> EXERCISE DETAILS
Out of the entries that follow, copy each line containing "remoto".
══════
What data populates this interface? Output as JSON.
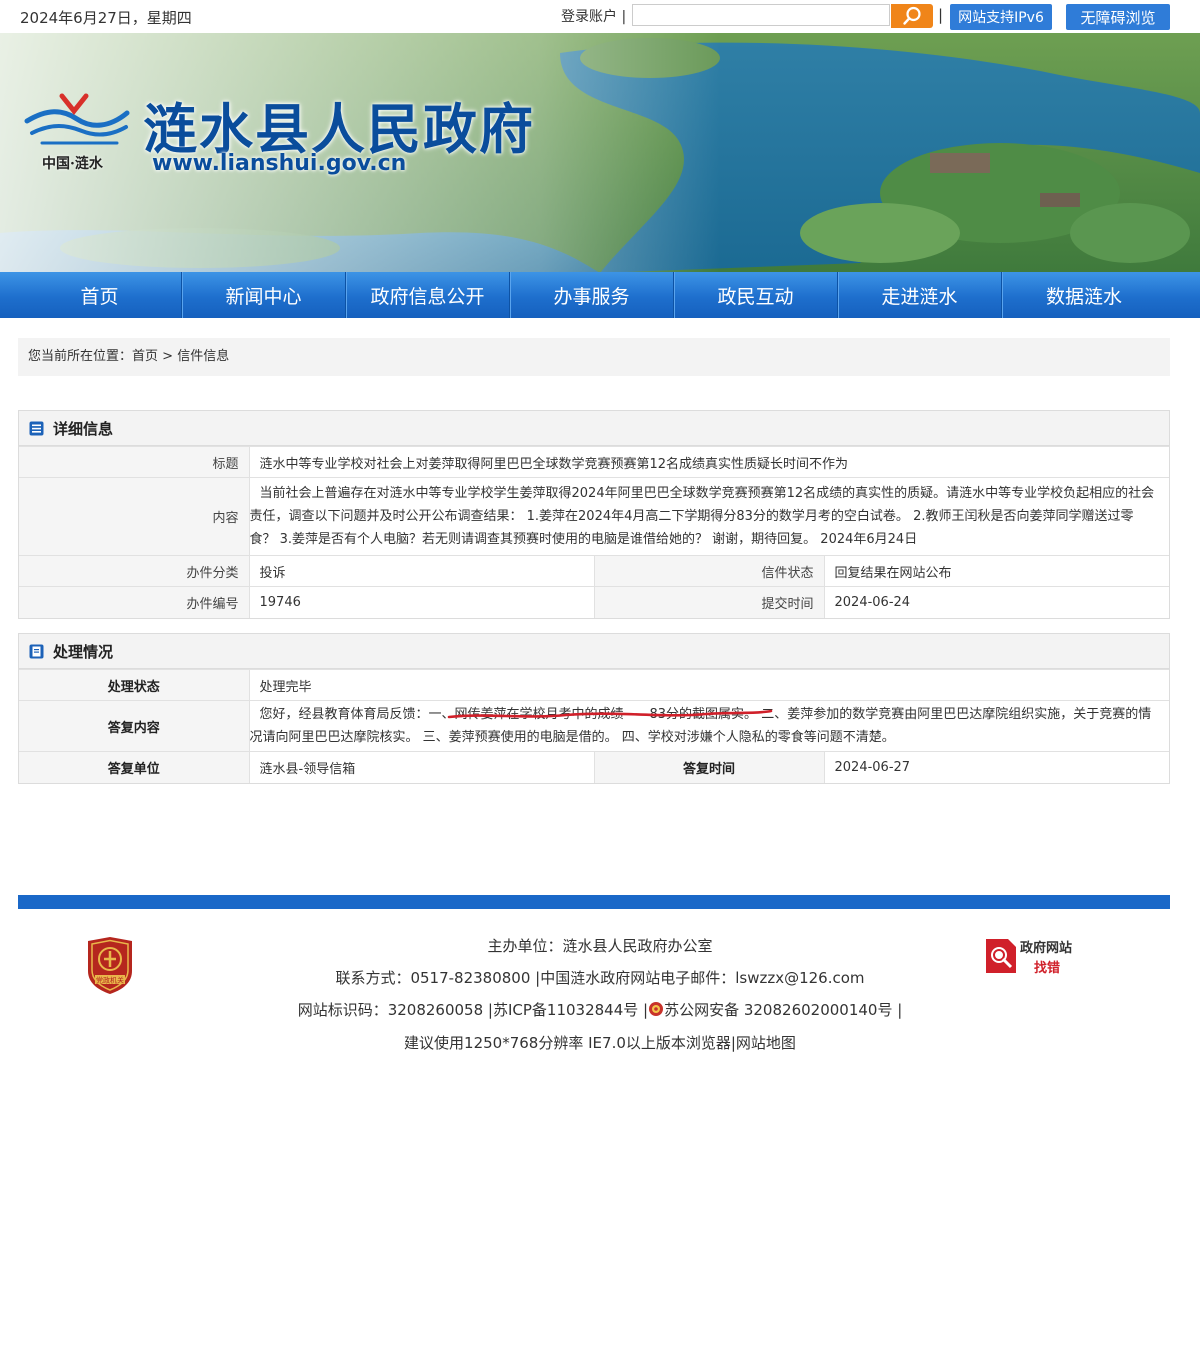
{
  "topbar": {
    "date": "2024年6月27日，星期四",
    "login": "登录账户 |",
    "search_placeholder": "",
    "separator": "|",
    "ipv6": "网站支持IPv6",
    "accessible": "无障碍浏览"
  },
  "banner": {
    "title": "涟水县人民政府",
    "url": "www.lianshui.gov.cn",
    "subtitle": "中国·涟水"
  },
  "nav": {
    "items": [
      "首页",
      "新闻中心",
      "政府信息公开",
      "办事服务",
      "政民互动",
      "走进涟水",
      "数据涟水"
    ]
  },
  "breadcrumb": {
    "prefix": "您当前所在位置：",
    "home": "首页",
    "sep": " > ",
    "current": "信件信息"
  },
  "detail": {
    "heading": "详细信息",
    "title_label": "标题",
    "title_value": "涟水中等专业学校对社会上对姜萍取得阿里巴巴全球数学竞赛预赛第12名成绩真实性质疑长时间不作为",
    "content_label": "内容",
    "content_value": "当前社会上普遍存在对涟水中等专业学校学生姜萍取得2024年阿里巴巴全球数学竞赛预赛第12名成绩的真实性的质疑。请涟水中等专业学校负起相应的社会责任，调查以下问题并及时公开公布调查结果： 1.姜萍在2024年4月高二下学期得分83分的数学月考的空白试卷。 2.教师王闰秋是否向姜萍同学赠送过零食？ 3.姜萍是否有个人电脑？若无则请调查其预赛时使用的电脑是谁借给她的？ 谢谢，期待回复。 2024年6月24日",
    "category_label": "办件分类",
    "category_value": "投诉",
    "status_label": "信件状态",
    "status_value": "回复结果在网站公布",
    "number_label": "办件编号",
    "number_value": "19746",
    "submit_label": "提交时间",
    "submit_value": "2024-06-24"
  },
  "process": {
    "heading": "处理情况",
    "state_label": "处理状态",
    "state_value": "处理完毕",
    "reply_label": "答复内容",
    "reply_pre": "您好，经县教育体育局反馈：一、",
    "reply_highlight": "网传姜萍在学校月考中的成绩——83分的截图属实。",
    "reply_post": " 二、姜萍参加的数学竞赛由阿里巴巴达摩院组织实施，关于竞赛的情况请向阿里巴巴达摩院核实。 三、姜萍预赛使用的电脑是借的。 四、学校对涉嫌个人隐私的零食等问题不清楚。",
    "unit_label": "答复单位",
    "unit_value": "涟水县-领导信箱",
    "time_label": "答复时间",
    "time_value": "2024-06-27"
  },
  "footer": {
    "host": "主办单位：涟水县人民政府办公室",
    "contact": "联系方式：0517-82380800 |中国涟水政府网站电子邮件：lswzzx@126.com",
    "ids_pre": "网站标识码：3208260058 |苏ICP备11032844号 |",
    "ids_post": "苏公网安备 32082602000140号 |",
    "advice": "建议使用1250*768分辨率 IE7.0以上版本浏览器|网站地图",
    "party_badge": "党政机关",
    "err_title": "政府网站",
    "err_sub": "找错"
  },
  "colors": {
    "nav_blue": "#1e6fcd",
    "button_blue": "#2f7cd8",
    "search_orange": "#f08519",
    "underline_red": "#d0202a"
  }
}
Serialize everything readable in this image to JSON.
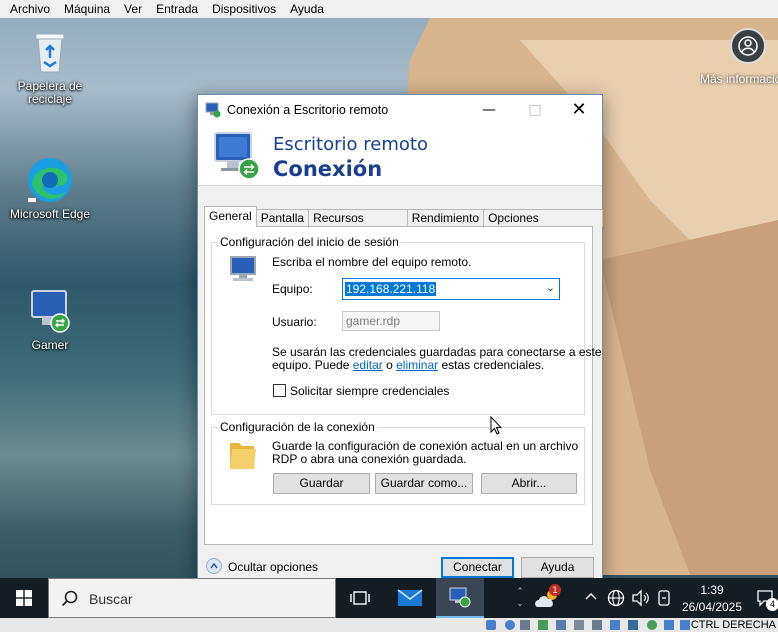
{
  "vm_menu": {
    "items": [
      "Archivo",
      "Máquina",
      "Ver",
      "Entrada",
      "Dispositivos",
      "Ayuda"
    ]
  },
  "desktop": {
    "icons": [
      {
        "label": "Papelera de reciclaje",
        "icon": "recycle-bin-icon"
      },
      {
        "label": "Microsoft Edge",
        "icon": "edge-icon"
      },
      {
        "label": "Gamer",
        "icon": "remote-desktop-shortcut-icon"
      }
    ],
    "info_widget": {
      "label": "Más información sobre esta imagen",
      "icon": "camera-info-icon"
    }
  },
  "window": {
    "title": "Conexión a Escritorio remoto",
    "banner_line1": "Escritorio remoto",
    "banner_line2": "Conexión",
    "tabs": [
      "General",
      "Pantalla",
      "Recursos locales",
      "Rendimiento",
      "Opciones avanzadas"
    ],
    "active_tab": "General",
    "logon": {
      "group_title": "Configuración del inicio de sesión",
      "prompt": "Escriba el nombre del equipo remoto.",
      "computer_label": "Equipo:",
      "computer_value": "192.168.221.118",
      "user_label": "Usuario:",
      "user_value": "gamer.rdp",
      "cred_text_1": "Se usarán las credenciales guardadas para conectarse a este",
      "cred_text_2a": "equipo.  Puede ",
      "cred_link_edit": "editar",
      "cred_text_2b": " o ",
      "cred_link_delete": "eliminar",
      "cred_text_2c": " estas credenciales.",
      "always_ask_label": "Solicitar siempre credenciales",
      "always_ask_checked": false
    },
    "connection": {
      "group_title": "Configuración de la conexión",
      "desc_1": "Guarde la configuración de conexión actual en un archivo",
      "desc_2": "RDP o abra una conexión guardada.",
      "save_label": "Guardar",
      "save_as_label": "Guardar como...",
      "open_label": "Abrir..."
    },
    "hide_options_label": "Ocultar opciones",
    "connect_label": "Conectar",
    "help_label": "Ayuda"
  },
  "taskbar": {
    "search_placeholder": "Buscar",
    "time": "1:39",
    "date": "26/04/2025",
    "notification_count": "4",
    "weather_badge": "1"
  },
  "vm_status": {
    "host_key": "CTRL DERECHA"
  },
  "colors": {
    "accent": "#0078d7",
    "banner_text": "#1a3f8f",
    "taskbar": "#141c24"
  }
}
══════
> FINISHED EXERCISE
    "title": "Conexión a Escritorio remoto",
    "banner_line1": "Escritorio remoto",
      "prompt": "Escriba el nombre del equipo remoto.",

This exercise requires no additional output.